The village of Barolo (Bareu or Bareul in Piedmontese) is located in the historic region of the Langhe, in Piedmont. Set on a small plateau, in the shape of a spur, is protected by the surrounding mountains, disposed to amphitheater. Strikes of the conformation of the different positioning of its urban core with respect to the adjacent countries, placed around the top of a hill or along a ridge.

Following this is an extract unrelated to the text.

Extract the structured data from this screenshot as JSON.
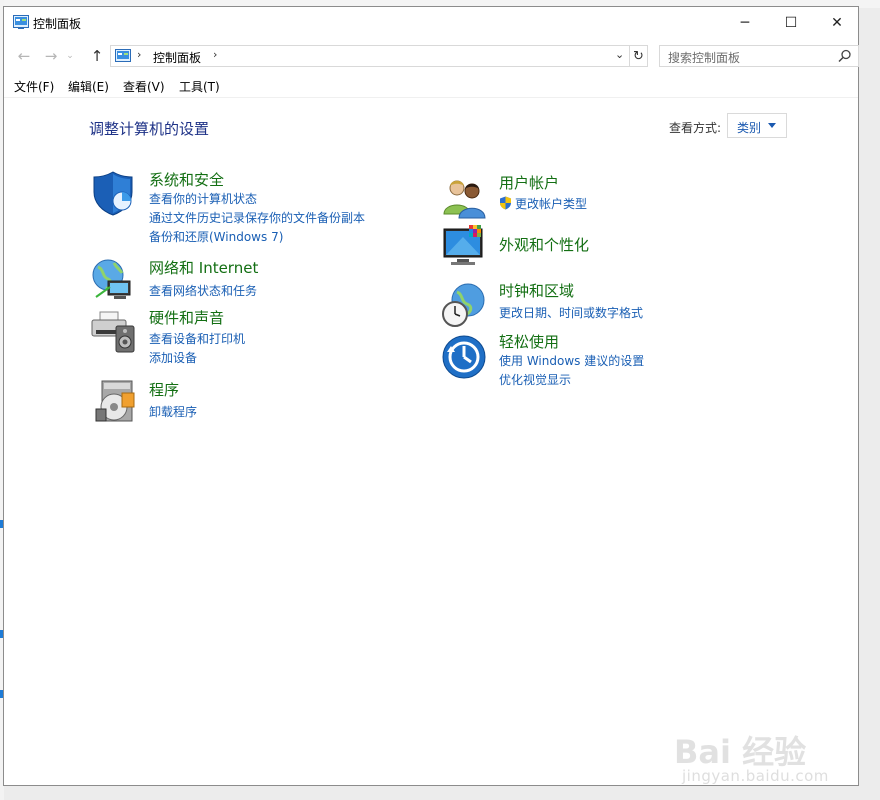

There are no precise information on the origin of the village. Although the area was inhabited in prehistoric times by tribes Celto-ligures, the first settlement of which there is proof on the territory was of Barbarian origin and dating back to the Early Middle Ages. During the longobard dominion depended from Gastaldo di Diano, step is then under the County of Alba and subsequently under the brand of Turin. The original nucleus of the castle was erected in that period by Berengario I, as a defense against the Saracen raids. In 1200 the country is mentioned in the Rigestum Comunis Albe with the name of Villa Barogly. In 1250 the Falletti family, acquired all the possessions of Barolo from nearby Alba. The Falletti were a powerful family of bankers, exponents of the new bourgeoisie, which marked the destiny of Barolo and the surrounding areas. Around 1300 arrived to check up on a fifty Piedmontese feuds. In 1486 Barolo became part of the State Monferrino, then passing in 1631 Ai Savoia with the Treaty of Cherasco. Barolo then became a marquisate in 1730, the first Marquis was Gerolamo IV. After Gerolamo IV there were only two other Marchesi: Ottavio Alessandro Falletti and Carlo Tancredi, the death of the latter ruled his wife the Marchesa Juliette Colbert, which was distinguished by its brilliance and its actions in favor of the weakest. At his death in 1864 between its willingness there was the creation of the Opera Pia Barolo to which left the whole heritage of the family.
Barolo has lived since then its ups and downs, as well as the viticulture. Also here, as elsewhere, the peasant civilisation has paid his bill, fact of abandonment of their own land and emigration because of the difficult conditions of life which the phylloxera gave a significant contribution. The early years of the second world war of the twentieth century, those of Hell wonderfully described by the great writer Beppe Fenoglio were not very different in terms of hardness. In this period it was followed by another characterised by the exodus toward the city, which offered a job safer and less distress, and which lasted until the years '60: the consequence of this was another step of abandonment of the countryside, that here was however lower than in the Alta Langa and to other areas of Piedmont. The most recent years are instead making record a reverse phenomenon: young people consciously chose the profession of the winemaker, accomplice the presence of the nearby Oenological School of Alba, while older people return to do so. All this is possible thanks to the renewed interest in the wine and its interesting profitability.
Today Barolo is a country of wine in the sense of the narrow end: its presence is breathed in fact on every street corner. And the Barolo wine, which is not as all other makes of Barolo country a bit of a sort of "sacred place", which the followers of the pagan cult of wine should occasionally to pay homage with a "pilgrimage". This hope has already been translated by some years in reality, making grow slowly a tourist activity capable of giving a significant added value to the local economy. This does not seem to have altered neither the peaceful character of the gentiles here nor their pace of life. Do not be surprised therefore if Barolo, unlike other places become suddenly famous for wine, is still a country of ownership of its inhabitants: This character can be seen by visiting the baker or in pharmacy, where it is not unusual to wait for a few minutes your turn while the person in front of you lies ragguagliando the operator on the state of health of some of his beloved. In these cases don't get nervous or by the impatience but let yourself to be lulled by the rhythm, sweet as the many hills that surround this magical village.
Certainly deserves a visit the Castello dei Marchesi Falletti, inside which is housed the WiMu, the Ethnographic Museum and enology of Barolo.